S: Yeah, this is during the wedding ceremony, or you could say through and post it, but somewhere during the wedding ceremony, when the — both the groom and the bride have to remove their footwear to get onto the… the podium for the phere (Seven circumambulations performed by the bride and groom during Indian weddings), the sacred… the holy ritual, the seven rounds we take. So, at that point in time, the girl’s sisters and friends, they get together and hide the groom’s shoes. Basically, to seek ransom in return, at some point, and make some money, some cash. And the boy’s brothers and friends are attempting to manage to make sure they don’t manage that, and if they do manage it, they’re attempting to kind of… look for the shoes and find them to save that money. It becomes a major, a big thing, good fun thing, and mostly the girl’s sisters and friends make money. The guy comes practically prepared for it [she laughs], that x amount will mostly have to be given.

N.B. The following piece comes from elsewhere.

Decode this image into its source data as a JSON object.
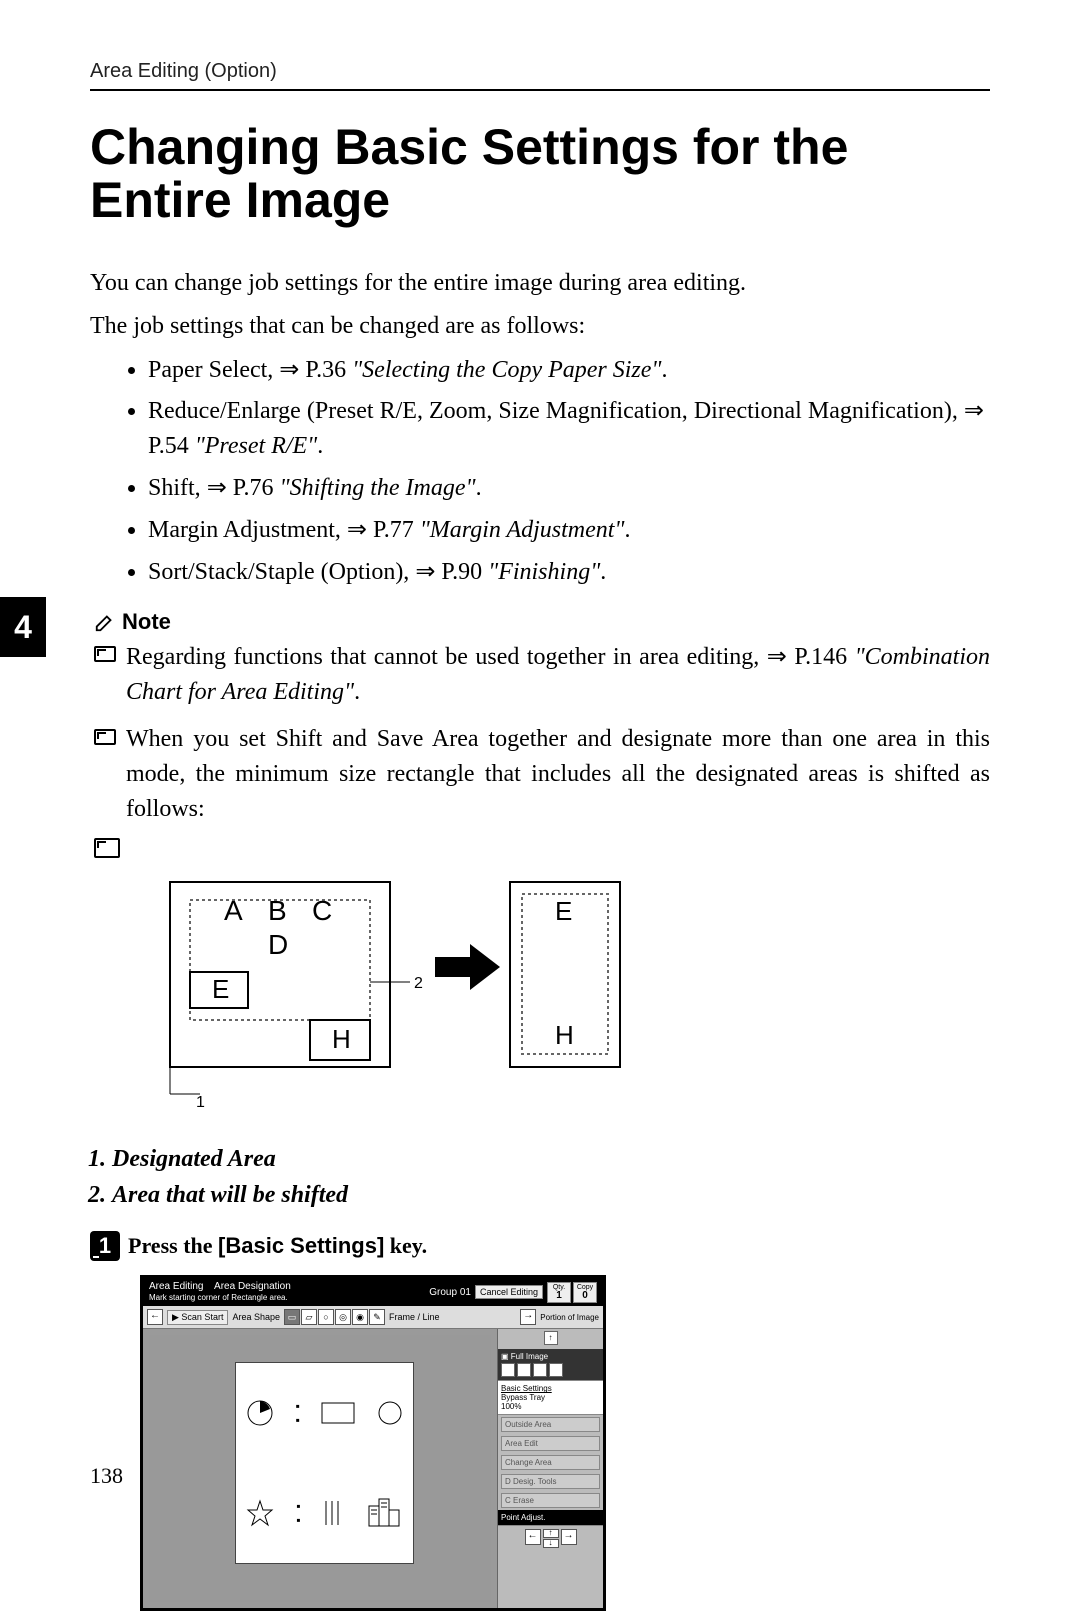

I: So, would you say it’s kind of like a rite of passage, in that sense?

S: Rite of passage, introducing each other to the families, the families and friends, yeah. Testing them and joking around, getting familiar.


Weddings are often known to involve the liminal space, the transition period where one person is moving from a certain identity (the family they were born into), to another one (the family they are marrying into). This liminal space is between the stages of departure from the initial and arrival and acceptance into the latter, and therefore, practical jokes and rituals are part of the experience, even in Indian weddings. Here, the practical joke is, as my informant states, a rite of passage, a welcoming of both parties into their counterpart families and communities, and they also have the auxiliary purpose of acquainting both families and friend-groups with each other in a lighthearted, fun way. This wedding game, a practical joke, signifies the introduction of the two families at the wedding, as well as the initiation of the bride and groom into these families, since the people being ‘pranked’ are not exactly entirely moved away from their previous community, and neither are they fully integrated into the new one.